EXERCISE OBJECTIVE: The lines to find are those in the entries that hold the word "JSON"; copy every one of them.

ENTRIES SHOWN:
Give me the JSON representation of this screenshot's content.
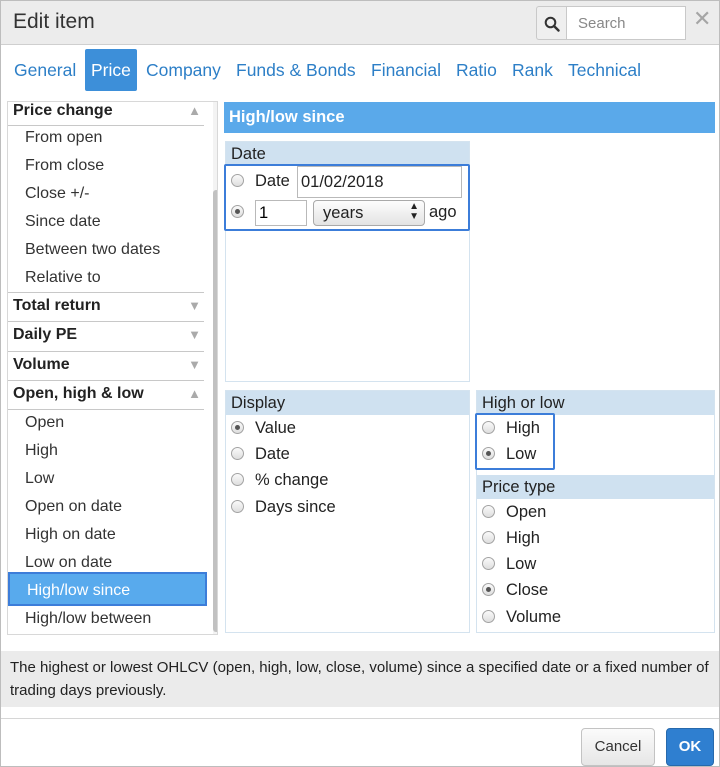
{
  "dialog": {
    "title": "Edit item"
  },
  "search": {
    "placeholder": "Search",
    "value": ""
  },
  "tabs": [
    "General",
    "Price",
    "Company",
    "Funds & Bonds",
    "Financial",
    "Ratio",
    "Rank",
    "Technical"
  ],
  "active_tab": "Price",
  "sidebar": {
    "group_price_change": "Price change",
    "price_change_items": [
      "From open",
      "From close",
      "Close +/-",
      "Since date",
      "Between two dates",
      "Relative to"
    ],
    "group_total_return": "Total return",
    "group_daily_pe": "Daily PE",
    "group_volume": "Volume",
    "group_ohl": "Open, high & low",
    "ohl_items": [
      "Open",
      "High",
      "Low",
      "Open on date",
      "High on date",
      "Low on date",
      "High/low since",
      "High/low between"
    ],
    "selected": "High/low since"
  },
  "section": {
    "header": "High/low since"
  },
  "date_box": {
    "title": "Date",
    "option_date_label": "Date",
    "date_value": "01/02/2018",
    "count_value": "1",
    "unit": "years",
    "ago_label": "ago",
    "selected": "relative"
  },
  "display_box": {
    "title": "Display",
    "options": [
      "Value",
      "Date",
      "% change",
      "Days since"
    ],
    "selected": "Value"
  },
  "highlow_box": {
    "title": "High or low",
    "options": [
      "High",
      "Low"
    ],
    "selected": "Low"
  },
  "pricetype_box": {
    "title": "Price type",
    "options": [
      "Open",
      "High",
      "Low",
      "Close",
      "Volume"
    ],
    "selected": "Close"
  },
  "description": "The highest or lowest OHLCV (open, high, low, close, volume) since a specified date or a fixed number of trading days previously.",
  "buttons": {
    "cancel": "Cancel",
    "ok": "OK"
  },
  "colors": {
    "accent": "#3d8fd9",
    "header": "#5aa9ea",
    "highlight_border": "#3c7dd9",
    "box_header": "#cfe1f0"
  }
}
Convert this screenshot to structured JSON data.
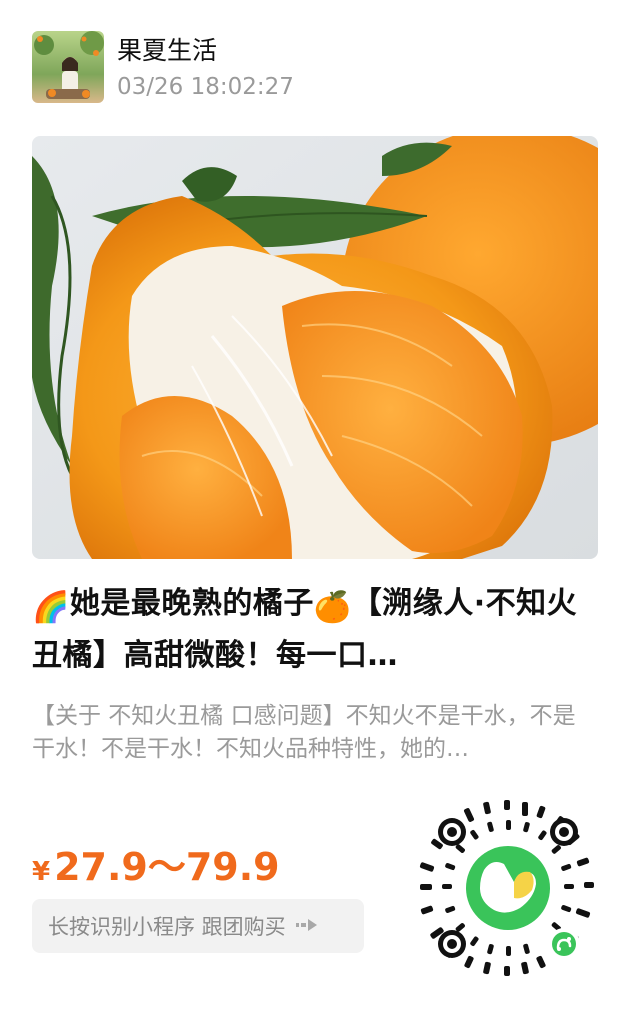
{
  "account": {
    "name": "果夏生活",
    "timestamp": "03/26 18:02:27"
  },
  "post": {
    "title_part1": "她是最晚熟的橘子",
    "title_part2": "【溯缘人·不知火丑橘】高甜微酸！每一口…",
    "description": "【关于 不知火丑橘 口感问题】不知火不是干水，不是干水！不是干水！不知火品种特性，她的…",
    "emoji_left": "🌈",
    "emoji_mid": "🍊"
  },
  "price": {
    "currency": "¥",
    "range": "27.9～79.9"
  },
  "action": {
    "label": "长按识别小程序 跟团购买"
  },
  "colors": {
    "price": "#f06a1c",
    "qr_center": "#3ac45a"
  }
}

EXERCISE RESULT:
Give me the JSON representation of this screenshot's content.
Convert this screenshot to structured JSON data.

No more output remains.